Songs from Alexi Murdoch’s recording Time without Consequence have been included in dozens of television shows and films, making it one of the most licensed albums of recent years. Born in London to a Greek father and a Scottish-French mother, Murdoch grew up in Greece as well as Scotland, then moved to the United States to attend Duke University before settling in Los Angeles where his music became well known. He has shunned major record labels, instead releasing his recordings independently.
Early this year, the band Barnaby Bright released their beautiful recording The Longest Day. The name of the band comes from a medieval term for the summer solstice. In 17th century England, the longest day of the year was celebrated with a large festival to honor St. Barnabus, and a limerick was sung that depicted the duality of the longest day/shortest night of the year. Barnaby Bright’s founding members are Nathan and Rebecca Bliss, and they chose the band’s name in part “because of the many metaphors it represented…light and dark, good and evil, and the idea that though this innate, dualistic struggle is present in all of us, on the longest day of the year, light prevails over dark...goodness wins.”
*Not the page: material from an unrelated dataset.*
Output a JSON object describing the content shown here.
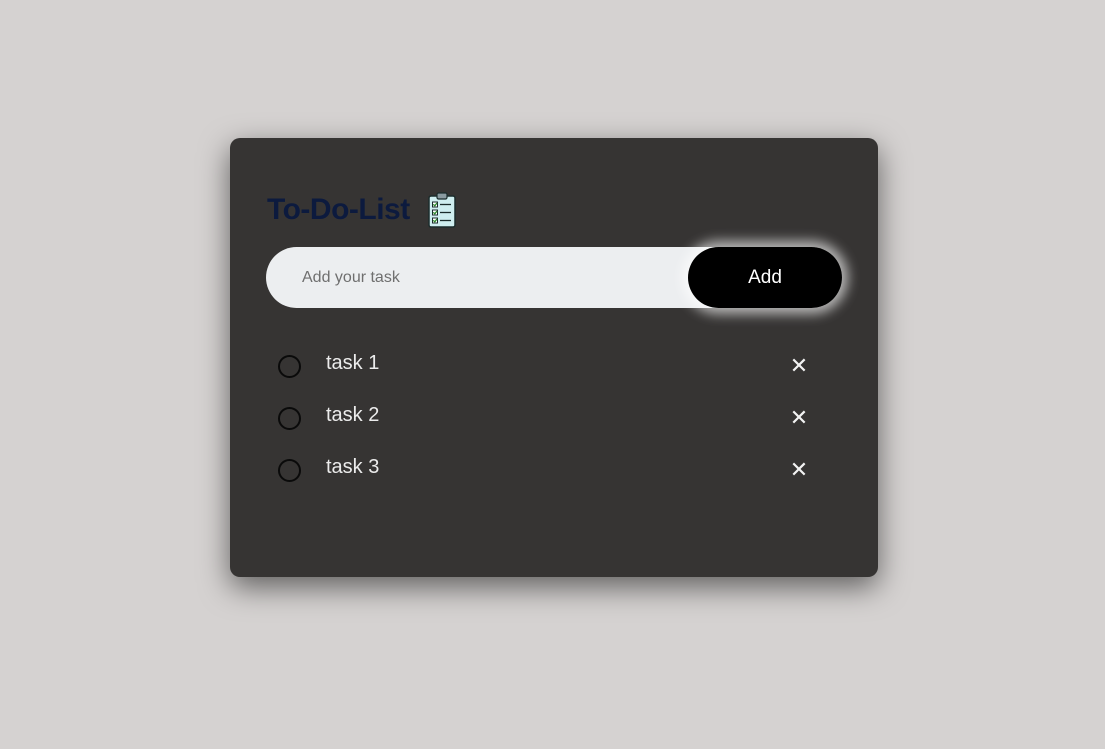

Their music also engenders this duality, especially the lyrics. Using poetic metaphors to add turns and twists to their songs, Barnaby Bright’s music frequently tugs first on one emotional heartstring, then another. This is backed up with solid melodies encased in an expanded folk setting that includes grand piano and occasional electronics. Rebecca Bliss’s voice floats with grace above the instrumentation, giving the music an almost other-worldly quality.
A similar duality is found in British singer-songwriter Laura Marling’s new recording Once I Was An Eagle. She has commented that the CD “follows a central figure, who angrily shuns naïvety and love, and over the course of the album regains a second naïvety.” Despair and hope are present in this recording, but the lyric tone tends to be much harsher than any of the recordings previously mentioned. It is a very pointed album musically as well, with the instrumentation swinging back and forth from mellow moments of tender singing to intensely rhythmic guitar strumming accompanied by staccato drum bursts. Nonetheless, this recording has a deep melancholic beauty throughout its sixteen tracks.
The first half of Once I Was An Eagle seems like a continuous dark idea with the first four tracks seamlessly moving from one to another. Then the album starts coming back to the light and by the tenth track ("Where Can I Go?") joy starts to become apparent. This new recording by Laura Marling has qualities reminiscent of the work of Joni Mitchell and Bob Dylan, two other masters of balancing the duality of darkness and light.
It is part of the English romantic tradition that songs be sad even in celebration, a quality that Nick Drake, Alexi Murdoch, Barnaby Bright, and Laura Marling seem to share. What makes their music poignant is that even though anger and sadness may at times be deeply embedded in their songs, they are never bitter or sardonic and are seldom self-indulgent or even passive aggressive. Yes, there is a melancholy present that sometimes borders on morbidity, but also present is a beautiful sense of the duality of life.
Over the years, I have learned to accept lyrics with a wide range of emotional content, but in order to do that, it has remained essential to me to find beauty in the melancholy. For as long as there is duality, there is also balance.
Paul Gerardi hosts Open Air and the Folk Show, both heard on JPR’s Rhythm & News service and at www.ijpr.org.